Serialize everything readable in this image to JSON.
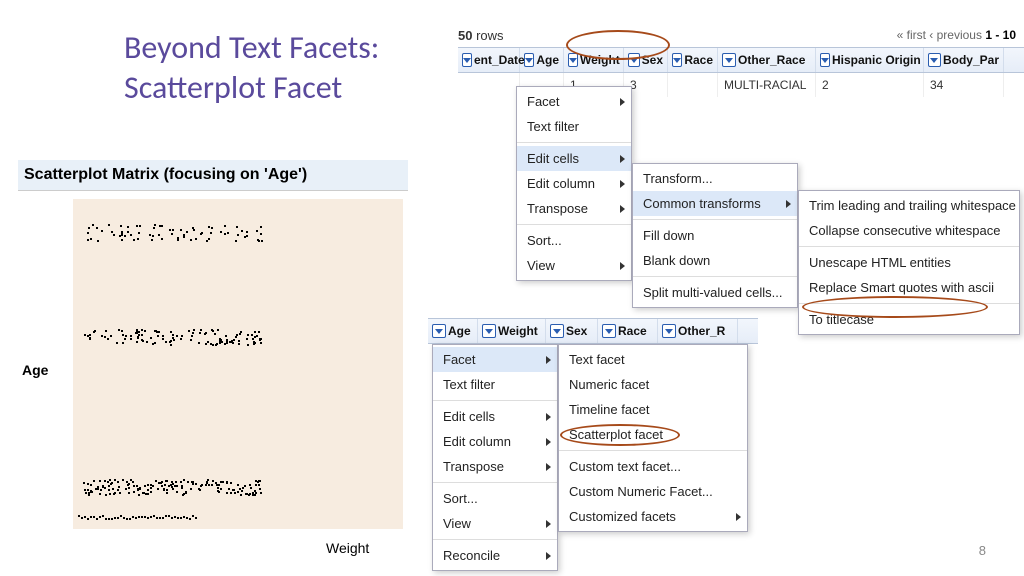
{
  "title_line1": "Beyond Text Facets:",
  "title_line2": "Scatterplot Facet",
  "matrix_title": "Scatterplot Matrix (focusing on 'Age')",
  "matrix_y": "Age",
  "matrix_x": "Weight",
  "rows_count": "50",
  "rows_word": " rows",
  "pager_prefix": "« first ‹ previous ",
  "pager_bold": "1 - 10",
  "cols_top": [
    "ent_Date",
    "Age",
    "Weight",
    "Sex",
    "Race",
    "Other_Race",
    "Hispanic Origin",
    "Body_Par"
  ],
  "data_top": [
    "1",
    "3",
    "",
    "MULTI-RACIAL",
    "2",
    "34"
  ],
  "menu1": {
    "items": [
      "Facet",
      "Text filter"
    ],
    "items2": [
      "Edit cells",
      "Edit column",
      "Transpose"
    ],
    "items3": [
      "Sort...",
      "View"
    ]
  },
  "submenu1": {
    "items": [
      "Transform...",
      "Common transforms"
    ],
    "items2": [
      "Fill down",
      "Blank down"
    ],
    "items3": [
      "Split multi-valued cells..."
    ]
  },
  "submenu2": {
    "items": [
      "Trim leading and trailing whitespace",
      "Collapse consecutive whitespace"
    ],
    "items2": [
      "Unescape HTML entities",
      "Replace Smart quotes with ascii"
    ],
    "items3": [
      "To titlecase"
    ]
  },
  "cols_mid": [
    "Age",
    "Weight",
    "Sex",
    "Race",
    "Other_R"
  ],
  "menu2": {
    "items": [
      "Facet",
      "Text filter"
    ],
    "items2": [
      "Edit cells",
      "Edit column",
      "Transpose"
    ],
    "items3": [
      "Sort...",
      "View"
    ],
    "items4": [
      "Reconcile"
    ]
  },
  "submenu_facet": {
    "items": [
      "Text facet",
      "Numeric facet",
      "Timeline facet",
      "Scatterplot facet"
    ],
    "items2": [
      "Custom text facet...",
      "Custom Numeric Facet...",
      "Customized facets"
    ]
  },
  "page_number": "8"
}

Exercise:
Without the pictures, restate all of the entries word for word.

Your solution:
Serialize everything readable in this image to JSON.
{
  "title_line1": "Beyond Text Facets:",
  "title_line2": "Scatterplot Facet",
  "matrix_title": "Scatterplot Matrix (focusing on 'Age')",
  "matrix_y": "Age",
  "matrix_x": "Weight",
  "rows_count": "50",
  "rows_word": " rows",
  "pager_prefix": "« first ‹ previous ",
  "pager_bold": "1 - 10",
  "cols_top": [
    "ent_Date",
    "Age",
    "Weight",
    "Sex",
    "Race",
    "Other_Race",
    "Hispanic Origin",
    "Body_Par"
  ],
  "data_top": [
    "1",
    "3",
    "",
    "MULTI-RACIAL",
    "2",
    "34"
  ],
  "menu1": {
    "items": [
      "Facet",
      "Text filter"
    ],
    "items2": [
      "Edit cells",
      "Edit column",
      "Transpose"
    ],
    "items3": [
      "Sort...",
      "View"
    ]
  },
  "submenu1": {
    "items": [
      "Transform...",
      "Common transforms"
    ],
    "items2": [
      "Fill down",
      "Blank down"
    ],
    "items3": [
      "Split multi-valued cells..."
    ]
  },
  "submenu2": {
    "items": [
      "Trim leading and trailing whitespace",
      "Collapse consecutive whitespace"
    ],
    "items2": [
      "Unescape HTML entities",
      "Replace Smart quotes with ascii"
    ],
    "items3": [
      "To titlecase"
    ]
  },
  "cols_mid": [
    "Age",
    "Weight",
    "Sex",
    "Race",
    "Other_R"
  ],
  "menu2": {
    "items": [
      "Facet",
      "Text filter"
    ],
    "items2": [
      "Edit cells",
      "Edit column",
      "Transpose"
    ],
    "items3": [
      "Sort...",
      "View"
    ],
    "items4": [
      "Reconcile"
    ]
  },
  "submenu_facet": {
    "items": [
      "Text facet",
      "Numeric facet",
      "Timeline facet",
      "Scatterplot facet"
    ],
    "items2": [
      "Custom text facet...",
      "Custom Numeric Facet...",
      "Customized facets"
    ]
  },
  "page_number": "8"
}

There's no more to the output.